#### What the exercise asks:
An exact restatement of the records below is expected.
Records supplied Start Marker
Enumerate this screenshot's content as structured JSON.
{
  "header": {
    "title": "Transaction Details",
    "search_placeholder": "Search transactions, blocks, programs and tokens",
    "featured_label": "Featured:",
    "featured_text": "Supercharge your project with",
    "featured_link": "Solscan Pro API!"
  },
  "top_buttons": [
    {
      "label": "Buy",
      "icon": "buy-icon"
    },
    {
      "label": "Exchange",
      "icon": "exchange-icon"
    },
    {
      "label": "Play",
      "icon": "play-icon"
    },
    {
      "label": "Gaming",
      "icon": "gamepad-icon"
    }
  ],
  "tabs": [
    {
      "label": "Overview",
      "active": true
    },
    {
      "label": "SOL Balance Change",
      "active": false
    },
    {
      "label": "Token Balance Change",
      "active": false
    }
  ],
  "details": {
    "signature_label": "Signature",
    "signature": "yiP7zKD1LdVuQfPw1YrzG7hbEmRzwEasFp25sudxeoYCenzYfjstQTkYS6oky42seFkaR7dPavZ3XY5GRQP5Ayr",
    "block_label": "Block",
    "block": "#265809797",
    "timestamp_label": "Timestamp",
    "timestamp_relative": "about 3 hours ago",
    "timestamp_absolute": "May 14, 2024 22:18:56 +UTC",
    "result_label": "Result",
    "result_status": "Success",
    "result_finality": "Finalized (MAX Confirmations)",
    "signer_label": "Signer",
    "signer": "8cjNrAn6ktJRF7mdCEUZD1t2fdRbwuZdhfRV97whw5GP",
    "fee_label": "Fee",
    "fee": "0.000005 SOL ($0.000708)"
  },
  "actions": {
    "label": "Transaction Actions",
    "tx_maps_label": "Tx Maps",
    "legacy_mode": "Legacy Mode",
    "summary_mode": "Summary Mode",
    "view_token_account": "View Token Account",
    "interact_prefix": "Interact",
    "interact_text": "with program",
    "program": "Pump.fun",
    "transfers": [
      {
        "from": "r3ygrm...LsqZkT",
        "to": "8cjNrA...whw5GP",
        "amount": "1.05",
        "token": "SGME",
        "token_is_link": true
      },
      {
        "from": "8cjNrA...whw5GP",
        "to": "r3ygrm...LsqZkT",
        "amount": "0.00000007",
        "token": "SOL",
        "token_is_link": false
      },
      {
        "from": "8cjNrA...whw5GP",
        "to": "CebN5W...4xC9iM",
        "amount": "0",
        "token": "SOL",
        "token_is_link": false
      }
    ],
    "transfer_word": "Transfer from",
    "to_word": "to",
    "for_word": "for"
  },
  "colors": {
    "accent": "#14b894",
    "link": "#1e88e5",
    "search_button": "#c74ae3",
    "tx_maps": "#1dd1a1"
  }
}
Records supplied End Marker
#### Result:
Enumerate this screenshot's content as structured JSON.
{
  "header": {
    "title": "Transaction Details",
    "search_placeholder": "Search transactions, blocks, programs and tokens",
    "featured_label": "Featured:",
    "featured_text": "Supercharge your project with",
    "featured_link": "Solscan Pro API!"
  },
  "top_buttons": [
    {
      "label": "Buy",
      "icon": "buy-icon"
    },
    {
      "label": "Exchange",
      "icon": "exchange-icon"
    },
    {
      "label": "Play",
      "icon": "play-icon"
    },
    {
      "label": "Gaming",
      "icon": "gamepad-icon"
    }
  ],
  "tabs": [
    {
      "label": "Overview",
      "active": true
    },
    {
      "label": "SOL Balance Change",
      "active": false
    },
    {
      "label": "Token Balance Change",
      "active": false
    }
  ],
  "details": {
    "signature_label": "Signature",
    "signature": "yiP7zKD1LdVuQfPw1YrzG7hbEmRzwEasFp25sudxeoYCenzYfjstQTkYS6oky42seFkaR7dPavZ3XY5GRQP5Ayr",
    "block_label": "Block",
    "block": "#265809797",
    "timestamp_label": "Timestamp",
    "timestamp_relative": "about 3 hours ago",
    "timestamp_absolute": "May 14, 2024 22:18:56 +UTC",
    "result_label": "Result",
    "result_status": "Success",
    "result_finality": "Finalized (MAX Confirmations)",
    "signer_label": "Signer",
    "signer": "8cjNrAn6ktJRF7mdCEUZD1t2fdRbwuZdhfRV97whw5GP",
    "fee_label": "Fee",
    "fee": "0.000005 SOL ($0.000708)"
  },
  "actions": {
    "label": "Transaction Actions",
    "tx_maps_label": "Tx Maps",
    "legacy_mode": "Legacy Mode",
    "summary_mode": "Summary Mode",
    "view_token_account": "View Token Account",
    "interact_prefix": "Interact",
    "interact_text": "with program",
    "program": "Pump.fun",
    "transfers": [
      {
        "from": "r3ygrm...LsqZkT",
        "to": "8cjNrA...whw5GP",
        "amount": "1.05",
        "token": "SGME",
        "token_is_link": true
      },
      {
        "from": "8cjNrA...whw5GP",
        "to": "r3ygrm...LsqZkT",
        "amount": "0.00000007",
        "token": "SOL",
        "token_is_link": false
      },
      {
        "from": "8cjNrA...whw5GP",
        "to": "CebN5W...4xC9iM",
        "amount": "0",
        "token": "SOL",
        "token_is_link": false
      }
    ],
    "transfer_word": "Transfer from",
    "to_word": "to",
    "for_word": "for"
  },
  "colors": {
    "accent": "#14b894",
    "link": "#1e88e5",
    "search_button": "#c74ae3",
    "tx_maps": "#1dd1a1"
  }
}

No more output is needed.